The people you might meet in Tuna, the third-smallest town in Texas, include Bertha Bumiller, member of Smut Snatchers of the New Order; Didi Snavely, owner of Didi's Used Weapons ("If we can't kill it, it's immortal"); and Elmer Watkins, head of the local Klan 249 and dedicated to keeping the town safe "for the right kind of people." They and 17 other similarly satirical small-town Texans are the subjects of Greater Tuna, the 1981 comedy by Jaston Williams, Joe Sears, and Ed Howard that puts the whole one-horse community in the hands of just two actors. Those two actors, in this month's production at the Old Port Playhouse, are the talented and remarkably energetic Michael Donovan and Mark Barrasso, who take on Tuna with gusto under the direction of Vince Knue.
Our first introductions to Tuna come over the airwaves on the Wheelis Struvis Report, as hosts Wheelis (Barrasso) and Struvis (Donovan) announce the winning student-essay contest entry ("Human Rights: Why Bother?") and weatherman Harold Dean (Donovan) forecasts the weather (rain, dust, and locusts). Soon, we enter the home and myriad heartaches of strong, stoic Bertha Bumiller (Barrasso, matronly in navy blue and polka dots), who has a two-timing husband (Barrasso, boorish and bellowing) and an Aunt Pearl addicted to killing dogs (Barrasso, with a flowered hat and delicious dark conviction). Her timid youngest child, Jody (Donovan, quaking and wide-eyed), is constantly followed home by "eight to 10 dogs" from Petey Fisk at the Humane Society (Donovan, lisping and earnest). Her daughter Charlene (Donovan, shrill and hysterical) is inconsolable over not making the cheerleading squad, ever. And her deadbeat oldest son, Stanley (Donovan, sullen and shifty-eyed), just got out of reform school.
And that's just for starters, in a script that pulls no punches when it comes to bigotry, anti-intellectualism, provincialism, and religious fanaticism. Donovan and Barrasso change like lightning between the inhabitants of Tuna — some wacky, some scary, some even sympathetic — and their comedy is beautifully timed and delivered. When Charlene tearfully asks her mom what there is for her to live for other than cheering, Barrasso's Bertha pauses just exactly long enough.
The actors' work is impressive not just for the huge number of characters they quick-change between, but for the ranges of emotion that many of them exhibit, and for the wicked intricacies of their interactions. Barrasso's Bertha, for example, moves back and forth between comic and poignant moments as she laughably explains for a reporter the "smut" she wants to snatch (which includes Roots and Romeo and Juliet), or laments her husband's cruelty, or is, in spite of herself, won over by a dog from Jody's flock. Particularly fun is a scene in which she chews out dog-monger Petey over the phone, as the gaping little man on the other end can't get a lisp in edgewise.

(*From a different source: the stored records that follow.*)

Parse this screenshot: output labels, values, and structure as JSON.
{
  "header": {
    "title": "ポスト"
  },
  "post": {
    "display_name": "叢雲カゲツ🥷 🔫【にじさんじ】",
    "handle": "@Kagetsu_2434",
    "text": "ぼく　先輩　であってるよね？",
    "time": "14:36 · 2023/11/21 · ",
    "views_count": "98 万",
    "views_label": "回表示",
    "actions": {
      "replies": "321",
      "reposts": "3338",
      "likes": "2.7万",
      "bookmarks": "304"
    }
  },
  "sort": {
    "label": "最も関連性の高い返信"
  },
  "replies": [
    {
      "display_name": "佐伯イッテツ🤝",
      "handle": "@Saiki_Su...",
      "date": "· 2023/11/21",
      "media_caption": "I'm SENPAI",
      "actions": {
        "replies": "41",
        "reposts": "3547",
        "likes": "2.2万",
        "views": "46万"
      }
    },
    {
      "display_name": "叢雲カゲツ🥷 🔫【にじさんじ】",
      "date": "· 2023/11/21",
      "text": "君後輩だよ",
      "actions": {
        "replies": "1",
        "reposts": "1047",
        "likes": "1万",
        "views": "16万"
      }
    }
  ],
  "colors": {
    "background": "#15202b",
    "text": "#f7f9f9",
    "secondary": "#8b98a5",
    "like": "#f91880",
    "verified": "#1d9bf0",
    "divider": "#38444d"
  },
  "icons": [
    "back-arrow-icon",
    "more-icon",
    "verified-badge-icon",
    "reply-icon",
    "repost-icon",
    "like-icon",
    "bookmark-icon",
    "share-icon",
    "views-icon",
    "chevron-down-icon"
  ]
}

The simple set, designed by Mikey Eastman and Old Port Playhouse artistic director Michael Tobin, makes sharp use of the Playhouse's compact stage, using just a table, chairs, and five bright panels painted with elements of the Texas flag and the logo for the Wheelis Struvis Report. The focus is rightly on the acting, which is as tight and savvy is I could ask for.